Saxe said his new project will contain older, “post-love” songs that didn’t make it onto his EP. But he is adamant about writing songs, such as “Golf on TV,” that showcase a healthy relationship. “I really don’t think songwriters are the people we should be looking at as examples of what it means to be in a healthy relationship, because if anything songwriters are fucking awful at it,” he laughs. “I feel a personal responsibility to add to the pile of love songs that represents a healthier version of love, as I am currently in a healthier version of love.”
“If I do happen to have some sort of power that I’m not aware of, my next song is going to be called ‘The House Passes the Green New Deal.’”
In regard to “If the World Was Ending,” Saxe says he sees it more as a song that’s about “putting love before everything else,” especially the “petty bullshit that often gets in the way.”
“I’ve heard a lot of stories about the song in quarantine acting as a motivator for people to reconnect with an estranged family member that they hadn’t talked to in a long time because of something that didn’t seem so important anymore in this kind of situation,” he explains. “That’s what the song really speaks to for me.”
But he’s quick to insist that it isn’t an encouragement to reach out to a former flame. “I take some personal responsibility for likely a number of ex texts in quarantine, with this song as an excuse,” he says.
“I do not condone that. I think 99 percent of the time, texting your ex is a horrible idea. Anyone reading this interview that thinks that you are the 0.01 percent, you are just not. It’s a bad idea, you shouldn’t do it. Love will always get better than a love that doesn’t want you back.”
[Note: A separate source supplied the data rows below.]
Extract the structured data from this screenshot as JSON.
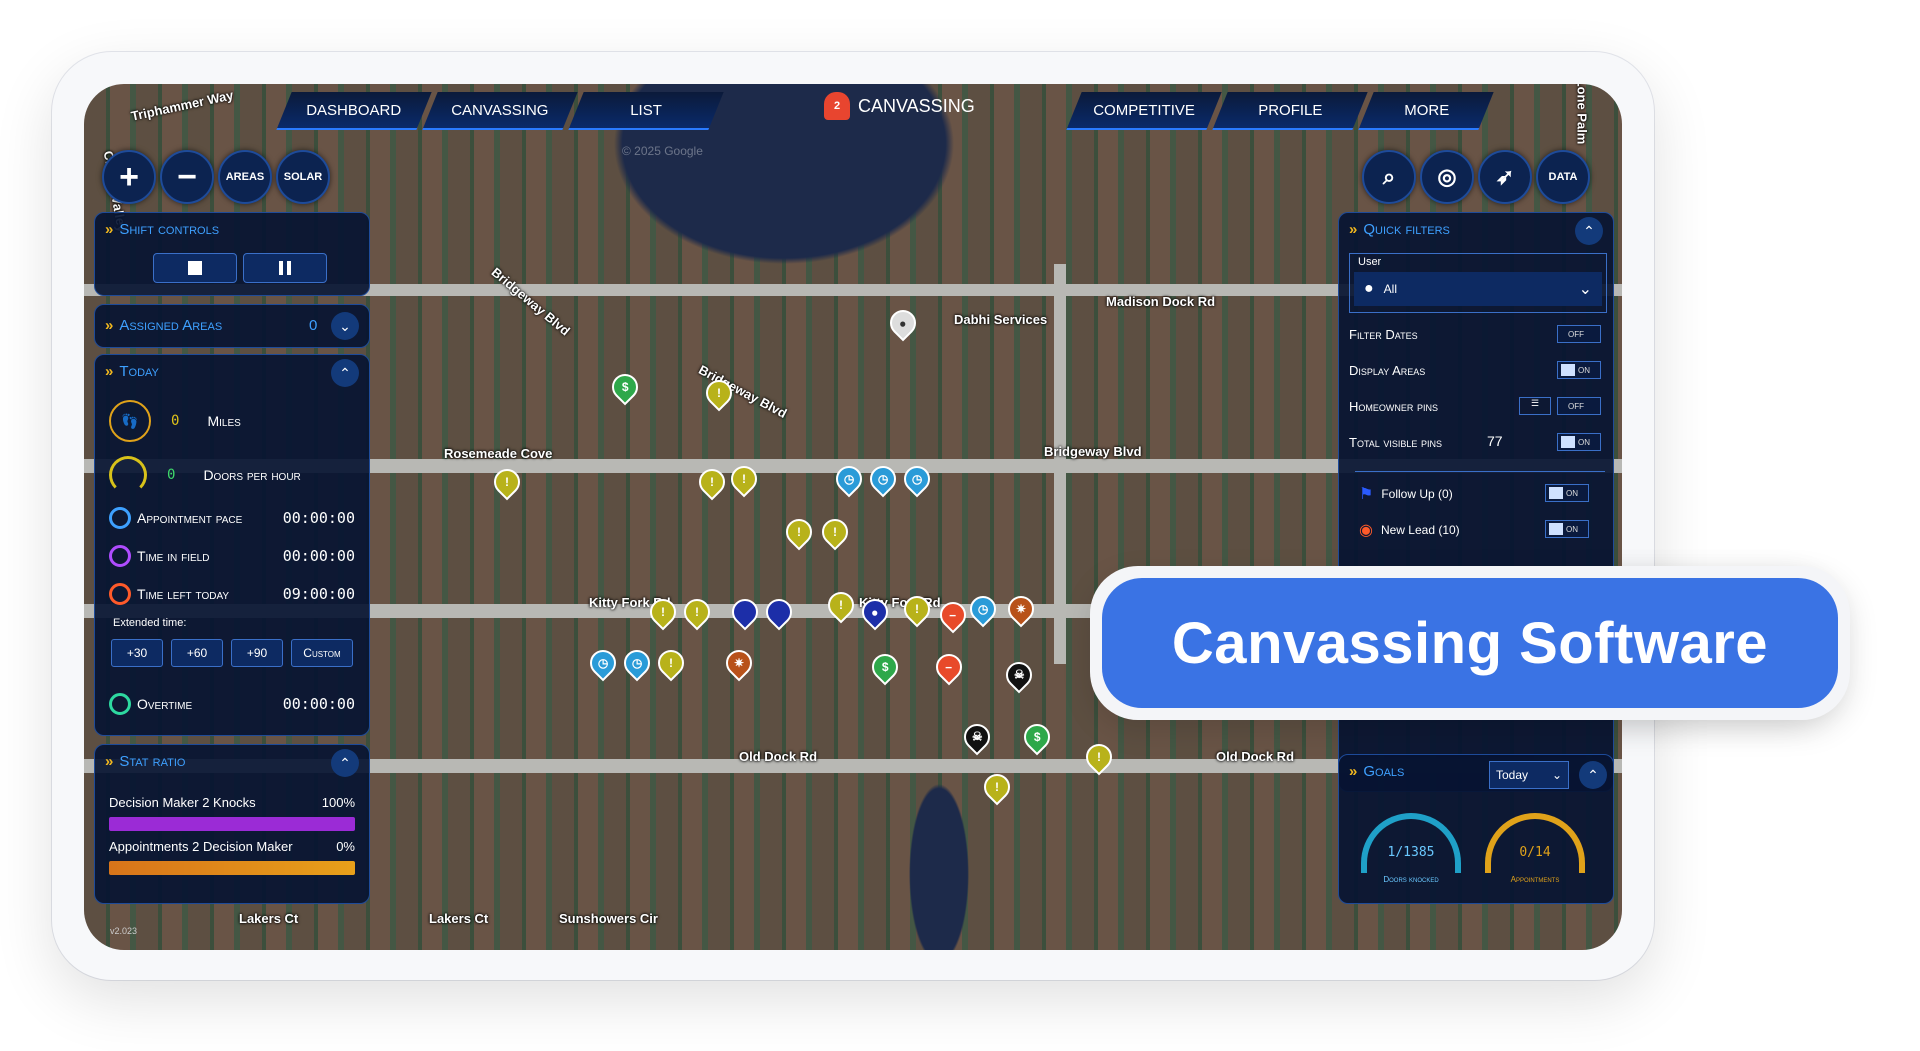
{
  "nav": {
    "tabs_left": [
      "DASHBOARD",
      "CANVASSING",
      "LIST"
    ],
    "brand_label": "CANVASSING",
    "alert_count": "2",
    "tabs_right": [
      "COMPETITIVE",
      "PROFILE",
      "MORE"
    ],
    "watermark": "© 2025 Google"
  },
  "map_controls": {
    "zoom_in": "+",
    "zoom_out": "−",
    "areas": "AREAS",
    "solar": "SOLAR",
    "data": "DATA"
  },
  "shift_controls": {
    "title": "Shift controls"
  },
  "assigned_areas": {
    "title": "Assigned Areas",
    "count": "0"
  },
  "today": {
    "title": "Today",
    "miles_value": "0",
    "miles_label": "Miles",
    "doors_value": "0",
    "doors_label": "Doors per hour",
    "rows": [
      {
        "label": "Appointment pace",
        "value": "00:00:00",
        "color": "#3ea0ff"
      },
      {
        "label": "Time in field",
        "value": "00:00:00",
        "color": "#b04cff"
      },
      {
        "label": "Time left today",
        "value": "09:00:00",
        "color": "#ff5a2a"
      }
    ],
    "extended_label": "Extended time:",
    "extended_buttons": [
      "+30",
      "+60",
      "+90",
      "Custom"
    ],
    "overtime_label": "Overtime",
    "overtime_value": "00:00:00"
  },
  "stat_ratio": {
    "title": "Stat ratio",
    "items": [
      {
        "label": "Decision Maker 2 Knocks",
        "value": "100%",
        "color": "#9b2bd6",
        "fill": 1.0
      },
      {
        "label": "Appointments 2 Decision Maker",
        "value": "0%",
        "color": "#e0891a",
        "fill": 1.0
      }
    ]
  },
  "version": "v2.023",
  "quick_filters": {
    "title": "Quick filters",
    "user_label": "User",
    "user_value": "All",
    "rows": [
      {
        "label": "Filter Dates",
        "state": "OFF"
      },
      {
        "label": "Display Areas",
        "state": "ON"
      },
      {
        "label": "Homeowner pins",
        "state": "OFF"
      },
      {
        "label": "Total visible pins",
        "count": "77",
        "state": "ON"
      }
    ],
    "pin_types": [
      {
        "label": "Follow Up (0)",
        "state": "ON",
        "color": "#2a5bff"
      },
      {
        "label": "New Lead (10)",
        "state": "ON",
        "color": "#ff5a2a"
      }
    ]
  },
  "goals": {
    "title": "Goals",
    "period": "Today",
    "gauges": [
      {
        "value": "1/1385",
        "label": "Doors knocked",
        "color": "#1fa0c8"
      },
      {
        "value": "0/14",
        "label": "Appointments",
        "color": "#e0a21a"
      }
    ]
  },
  "streets": [
    "Triphammer Way",
    "Cherry Valley",
    "Bridgeway Blvd",
    "Bridgeway Blvd",
    "Madison Dock Rd",
    "Dabhi Services",
    "Rosemeade Cove",
    "Bridgeway Blvd",
    "Kitty Fork Rd",
    "Kitty Fork Rd",
    "Old Dock Rd",
    "Old Dock Rd",
    "Lakers Ct",
    "Lakers Ct",
    "Sunshowers Cir",
    "Lone Palm"
  ],
  "cta": {
    "label": "Canvassing Software"
  }
}
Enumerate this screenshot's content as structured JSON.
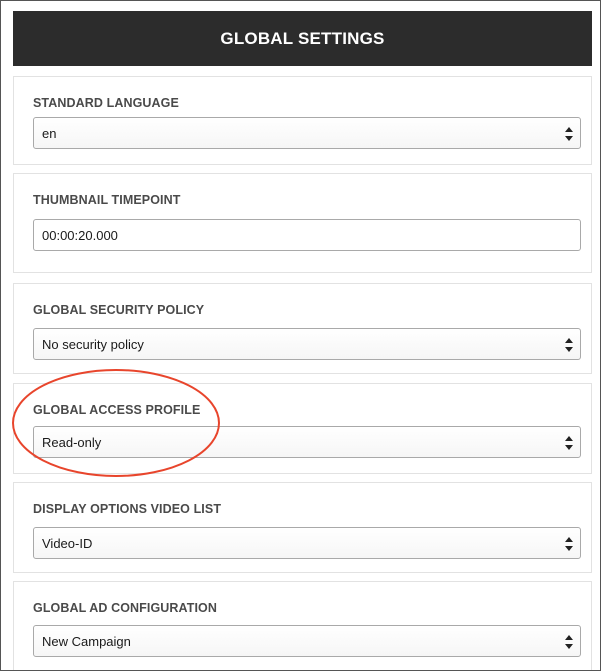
{
  "header": {
    "title": "GLOBAL SETTINGS"
  },
  "panels": {
    "standard_language": {
      "label": "STANDARD LANGUAGE",
      "value": "en"
    },
    "thumbnail_timepoint": {
      "label": "THUMBNAIL TIMEPOINT",
      "value": "00:00:20.000"
    },
    "global_security_policy": {
      "label": "GLOBAL SECURITY POLICY",
      "value": "No security policy"
    },
    "global_access_profile": {
      "label": "GLOBAL ACCESS PROFILE",
      "value": "Read-only"
    },
    "display_options_video_list": {
      "label": "DISPLAY OPTIONS VIDEO LIST",
      "value": "Video-ID"
    },
    "global_ad_configuration": {
      "label": "GLOBAL AD CONFIGURATION",
      "value": "New Campaign"
    }
  },
  "annotation": {
    "color": "#e8452c",
    "shape": "ellipse",
    "target": "global_access_profile"
  },
  "icons": {
    "select_arrows": "up-down-arrows-icon"
  }
}
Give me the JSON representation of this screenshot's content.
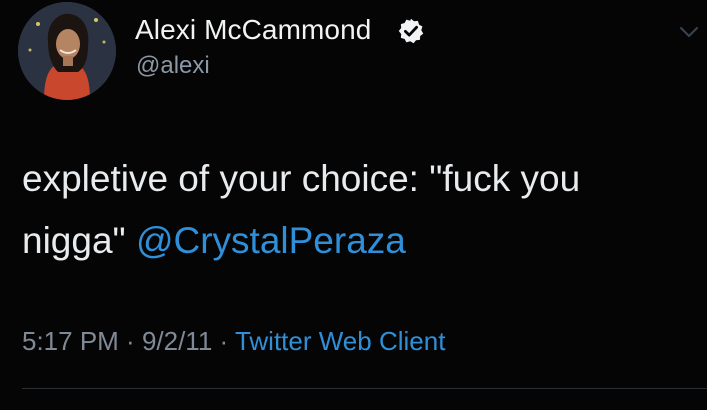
{
  "user": {
    "display_name": "Alexi McCammond",
    "handle": "@alexi",
    "verified": true
  },
  "tweet": {
    "text_before": "expletive of your choice: \"fuck you nigga\" ",
    "mention": "@CrystalPeraza"
  },
  "meta": {
    "time": "5:17 PM",
    "sep1": " · ",
    "date": "9/2/11",
    "sep2": " · ",
    "source": "Twitter Web Client"
  },
  "icons": {
    "verified": "verified-badge-icon",
    "menu": "chevron-down-icon"
  },
  "colors": {
    "background": "#050505",
    "text": "#e9ecef",
    "muted": "#7f8a96",
    "link": "#2f8fd8"
  }
}
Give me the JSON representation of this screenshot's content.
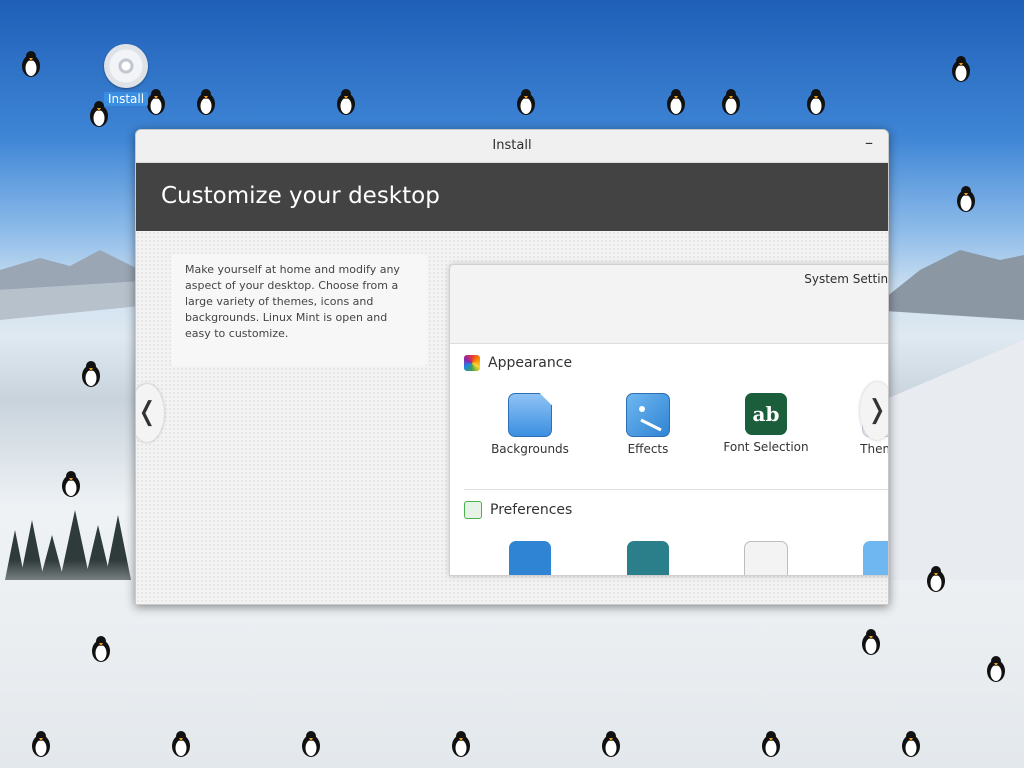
{
  "desktop": {
    "icons": [
      {
        "label": "Install",
        "icon": "disc-icon"
      }
    ]
  },
  "window": {
    "title": "Install",
    "minimize_glyph": "–",
    "banner_title": "Customize your desktop",
    "description": "Make yourself at home and modify any aspect of your desktop. Choose from a large variety of themes, icons and backgrounds. Linux Mint is open and easy to customize.",
    "nav": {
      "prev": "❬",
      "next": "❭"
    }
  },
  "system_settings": {
    "title": "System Settings",
    "sections": [
      {
        "title": "Appearance",
        "icon": "appearance-icon",
        "items": [
          {
            "label": "Backgrounds",
            "icon": "backgrounds-icon"
          },
          {
            "label": "Effects",
            "icon": "effects-icon"
          },
          {
            "label": "Font Selection",
            "icon": "font-selection-icon",
            "glyph": "ab"
          },
          {
            "label": "Themes",
            "icon": "themes-icon"
          }
        ]
      },
      {
        "title": "Preferences",
        "icon": "preferences-icon",
        "items": [
          {
            "icon": "accessibility-icon"
          },
          {
            "icon": "account-icon"
          },
          {
            "icon": "applets-icon"
          },
          {
            "icon": "preferences-item-icon"
          }
        ]
      }
    ]
  },
  "colors": {
    "banner": "#434343",
    "accent_blue": "#3b8fe0",
    "font_icon_green": "#1b5e3c",
    "account_teal": "#2a7f8a"
  }
}
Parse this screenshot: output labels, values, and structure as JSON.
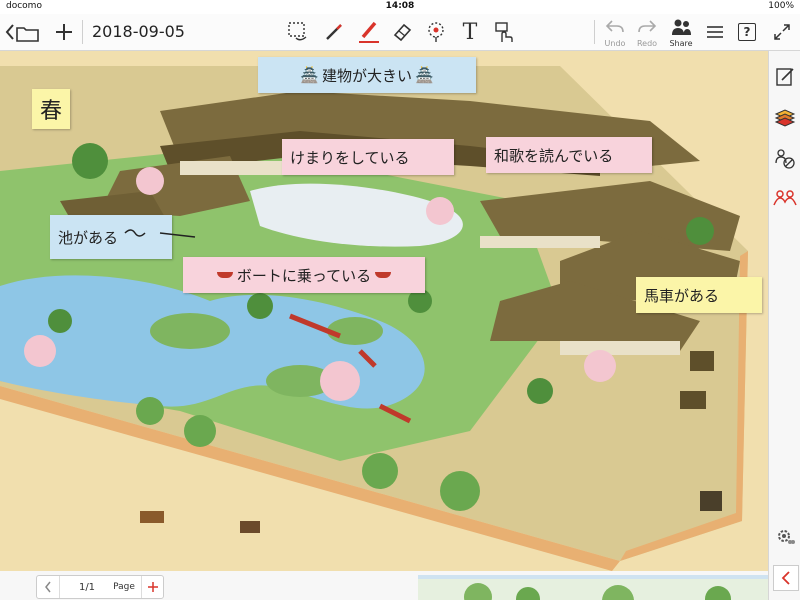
{
  "status_bar": {
    "carrier": "docomo",
    "time": "14:08",
    "battery": "100%"
  },
  "toolbar": {
    "doc_title": "2018-09-05",
    "undo_label": "Undo",
    "redo_label": "Redo",
    "share_label": "Share",
    "text_tool_icon": "T",
    "help_icon": "?"
  },
  "notes": {
    "season": "春",
    "building": "建物が大きい",
    "kemari": "けまりをしている",
    "waka": "和歌を読んでいる",
    "pond": "池がある",
    "boat": "ボートに乗っている",
    "carriage": "馬車がある"
  },
  "pager": {
    "page": "1/1",
    "page_label": "Page"
  },
  "colors": {
    "accent": "#d9342b",
    "pink_note": "#f8d3dc",
    "blue_note": "#cbe4f3",
    "yellow_note": "#fbf5a8",
    "grass": "#7fb560",
    "water": "#8ec6e6",
    "roof": "#7c6b3e"
  }
}
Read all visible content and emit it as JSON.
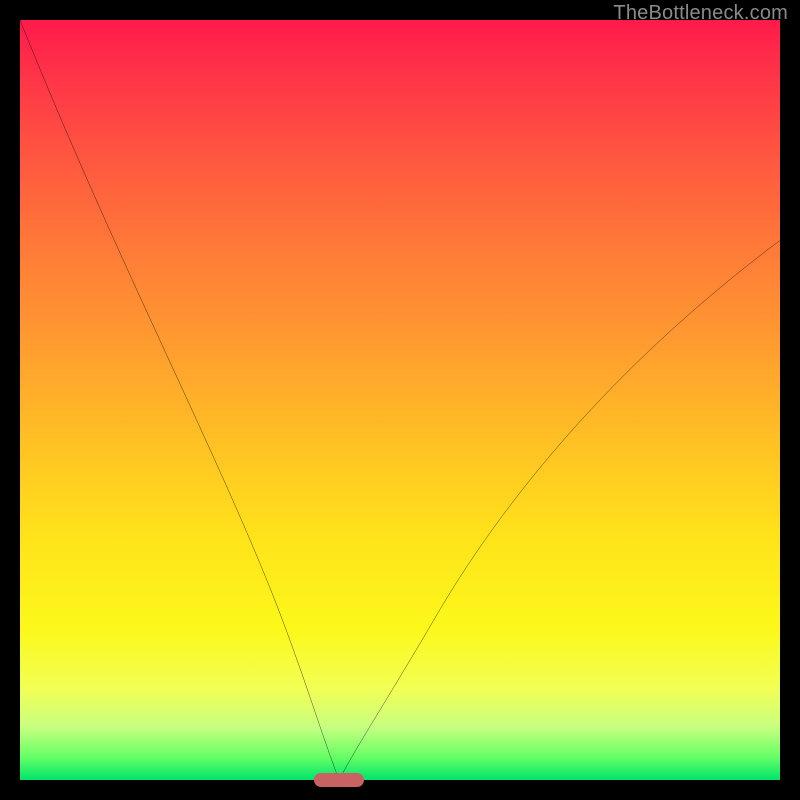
{
  "watermark": "TheBottleneck.com",
  "chart_data": {
    "type": "line",
    "title": "",
    "xlabel": "",
    "ylabel": "",
    "xlim": [
      0,
      100
    ],
    "ylim": [
      0,
      100
    ],
    "grid": false,
    "legend": false,
    "series": [
      {
        "name": "left-branch",
        "x": [
          0,
          5,
          10,
          15,
          20,
          25,
          30,
          35,
          38,
          40,
          41,
          42
        ],
        "y": [
          100,
          88,
          76,
          64,
          52,
          40,
          28,
          16,
          8,
          3,
          1,
          0
        ]
      },
      {
        "name": "right-branch",
        "x": [
          42,
          44,
          46,
          50,
          55,
          60,
          65,
          70,
          75,
          80,
          85,
          90,
          95,
          100
        ],
        "y": [
          0,
          2,
          5,
          12,
          22,
          31,
          39,
          46,
          52,
          57,
          61,
          65,
          68,
          71
        ]
      }
    ],
    "marker": {
      "x": 42,
      "y": 0,
      "color": "#c96262"
    },
    "background_gradient": {
      "top": "#ff1a4b",
      "mid": "#ffe31a",
      "bottom": "#00e46b"
    }
  }
}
For now, Saxe is counting down the days until he can safely get back on stage and play in front of fans, citing the strangeness around experiencing success while trapped at home. “It’s hard to feel like things are meaningfully growing when all of it is happening while you are locked in your house and in your PJs, but this is the only version of this level of success that I know,” Saxe says. “Things often feel real when we’re able to share them. There’s only so much numbers on the internet can be emotionally internalized.”
“It all feels like it potentially might be an experiment and I’m in some sort of artist-musician version of The Truman Show, where you know, the songs don’t actually have that many streams and I don’t actually have that many new fans, it’s just all being simulated,” he jokes. “I don’t have any concrete evidence that that isn’t happening.
“I think the first time I’m on an actual stage and people clap for me in real life, it’s going to be a little emotionally overwhelming. It’s a strange time for a career to take off. But it’s happening nonetheless.”